By Malinda Seneviratne –
Canada, it is reported, has joined the United States in calling for the removal of Richard Falk, a UN human rights rapporteur who opined that American policies were the impetus of the Boston Marathon bombings.
Foreign Affairs Minister, John Baird officially called on the United Nations Human Rights Council (UNHRC) to remove Falk from his position, arguing ‘Falk’s consistently mean-spirited comments cast a dark shadow over the United Nations and what it can accomplish. Comments like these do a great disservice to the fundamental values of the United Nations and to all freedom-loving people.’
A few days later, grudgingly giving three UN rapporteurs permission to probe Canada’s record on human rights, treatment of aboriginals and discrimination against women, Canada complained, ‘Some countries, like Iran, reviewing Canada have abhorrent human rights records. Canada stated that Iran ‘hangs guys and stones women.’
Canadian Prime Minister Stephen Harper and his Government have objected to Falk because he has been mean-spirited. Now is Richard Falk the first UN official to utter mean-spirited opinion? Have they not heard of the boss-lady of UNHRC, Navineethan Pillay? When she was mouthing the mean on Sri Lanka (while being ‘tokenist’ on the USA and EU), wasn’t Canada listening? What then of the much vaunted ‘fundamental values’ of the UN? What then of service and disservice, did Baird and Harper ask themselves? Or is it all about ‘You can be mean to anyone but not to my friends and certainly not to me’?
Now Falk may have outdone himself in bypassing perpetrator and picking on Washington, but there’s no denying that incidents (even bomb explosions) and people (including marathon-bombers and drone-bombers) have histories. Weapons have manufacturers and require markets (to be created if necessary). And the world has known ‘our terrorists’ and ‘their terrorists’, the former being ‘ok’ and the other responded to with ‘license to kill’.
But what of the second gripe, that of moral authority? Canada objects to Iran. Canada does not object to the USA, though. Sure, the USA is not exactly investigating Canada, but the principle must be observed across the board or abandoned altogether, wouldn’t Canada agree?

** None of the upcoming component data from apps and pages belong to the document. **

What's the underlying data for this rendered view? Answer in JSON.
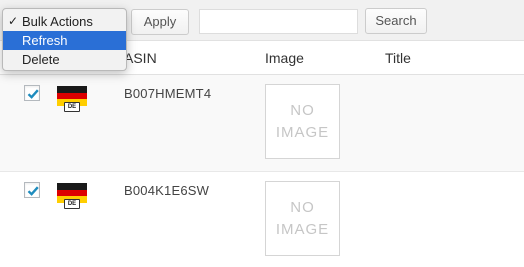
{
  "toolbar": {
    "apply_label": "Apply",
    "search_value": "",
    "search_label": "Search"
  },
  "bulk_actions_menu": {
    "items": [
      {
        "label": "Bulk Actions",
        "checked": true,
        "highlighted": false
      },
      {
        "label": "Refresh",
        "checked": false,
        "highlighted": true
      },
      {
        "label": "Delete",
        "checked": false,
        "highlighted": false
      }
    ],
    "check_glyph": "✓"
  },
  "table": {
    "columns": [
      "ASIN",
      "Image",
      "Title"
    ],
    "rows": [
      {
        "checked": true,
        "marketplace_flag": "DE",
        "asin": "B007HMEMT4",
        "image_placeholder": [
          "NO",
          "IMAGE"
        ],
        "title": ""
      },
      {
        "checked": true,
        "marketplace_flag": "DE",
        "asin": "B004K1E6SW",
        "image_placeholder": [
          "NO",
          "IMAGE"
        ],
        "title": ""
      }
    ]
  },
  "colors": {
    "accent": "#2a6fd6",
    "flag_black": "#1a1a1a",
    "flag_red": "#dd0000",
    "flag_gold": "#ffce00",
    "checkmark": "#1e8cbe"
  }
}
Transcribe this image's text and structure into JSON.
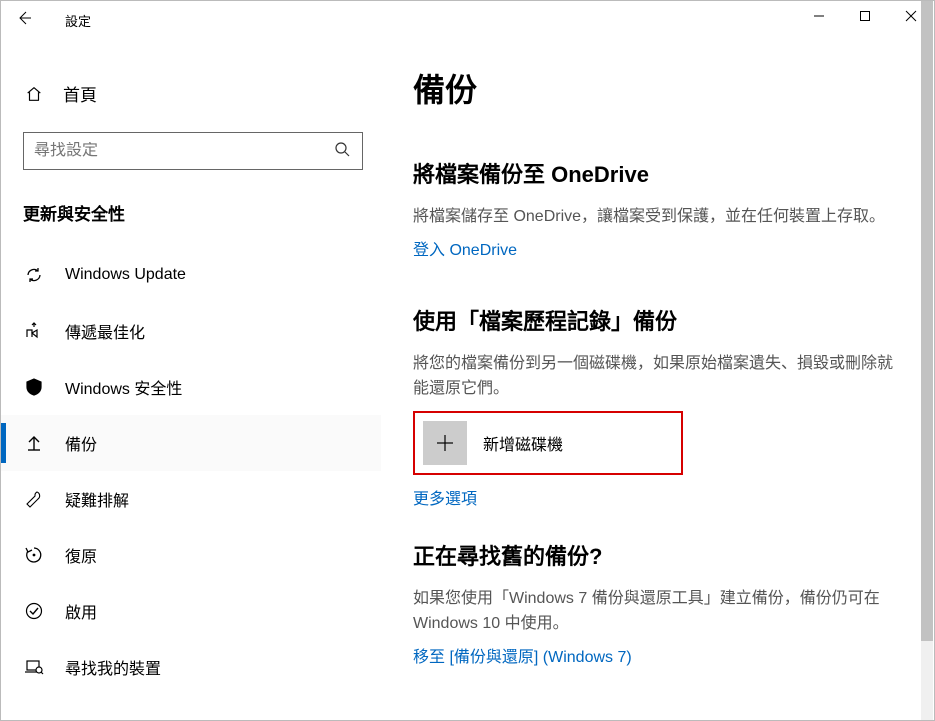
{
  "window": {
    "app_title": "設定"
  },
  "sidebar": {
    "home_label": "首頁",
    "search_placeholder": "尋找設定",
    "category_label": "更新與安全性",
    "items": [
      {
        "label": "Windows Update"
      },
      {
        "label": "傳遞最佳化"
      },
      {
        "label": "Windows 安全性"
      },
      {
        "label": "備份"
      },
      {
        "label": "疑難排解"
      },
      {
        "label": "復原"
      },
      {
        "label": "啟用"
      },
      {
        "label": "尋找我的裝置"
      }
    ]
  },
  "content": {
    "page_title": "備份",
    "onedrive": {
      "title": "將檔案備份至 OneDrive",
      "desc": "將檔案儲存至 OneDrive，讓檔案受到保護，並在任何裝置上存取。",
      "link": "登入 OneDrive"
    },
    "filehistory": {
      "title": "使用「檔案歷程記錄」備份",
      "desc": "將您的檔案備份到另一個磁碟機，如果原始檔案遺失、損毀或刪除就能還原它們。",
      "add_drive": "新增磁碟機",
      "more_options": "更多選項"
    },
    "oldbackup": {
      "title": "正在尋找舊的備份?",
      "desc": "如果您使用「Windows 7 備份與還原工具」建立備份，備份仍可在 Windows 10 中使用。",
      "link": "移至 [備份與還原] (Windows 7)"
    }
  }
}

The United States hangs people (and let’s not talk about the scandalously monumental profits that corporates obtain from the US prison-industrial complex). The USA is not known to stone women, but what they toss on innocent men, women and children are not exactly pebbles. We are talking about all the wars in the 20th and 21st Centuries. We are talking about Kissinger’s infamous defence of President Richard Nixon (‘He wants a massive bombing campaign in Cambodia. He doesn’t want to hear anything about it. It’s an order, to be done. Anything that flies on anything that moves.) which in all fairness to the man is applicable to many who came before and everyone who came after Nixon, right up to Barak Obama, the drone attacks, rendering, sanctioned torture, Guantanamo Bay, Abu Ghraib and the arming of terrorists.
So when such a country brings a motion against Sri Lanka, what does Canada do? Canada cheers! So does Harper and his Government wonder why few are commiserating with Canada in her hour of anguish?
Canada has shown displeasure about the UN team. If the UNHRC wanted ‘untrammeled access’ (meaning hordes of investigators, rapporteurs and Channel-4 like spin-masters), would Canada say ‘ok’ in subdued tones? Probably not.
Sri Lanka has cooperated with the UNHRC within the norms of the UN Charter and global standard practices as exemplified by ‘developed’, rich, ‘respected’ Governments such as Canada.
So Canada is boycotting the Commonwealth Heads of Governments Meeting (CHOGM). It’s about Sri Lanka’s position with respect to moves orchestrated by the USA in the United Nations. Is Canada confused or just self-absorbed? Has Harper not heard about sauces, about the goose and the gander? We wonder…
*Malinda Seneviratne is the Chief Editor of ‘The Nation’ and his articles can be found at www.malindawords.blogspot.com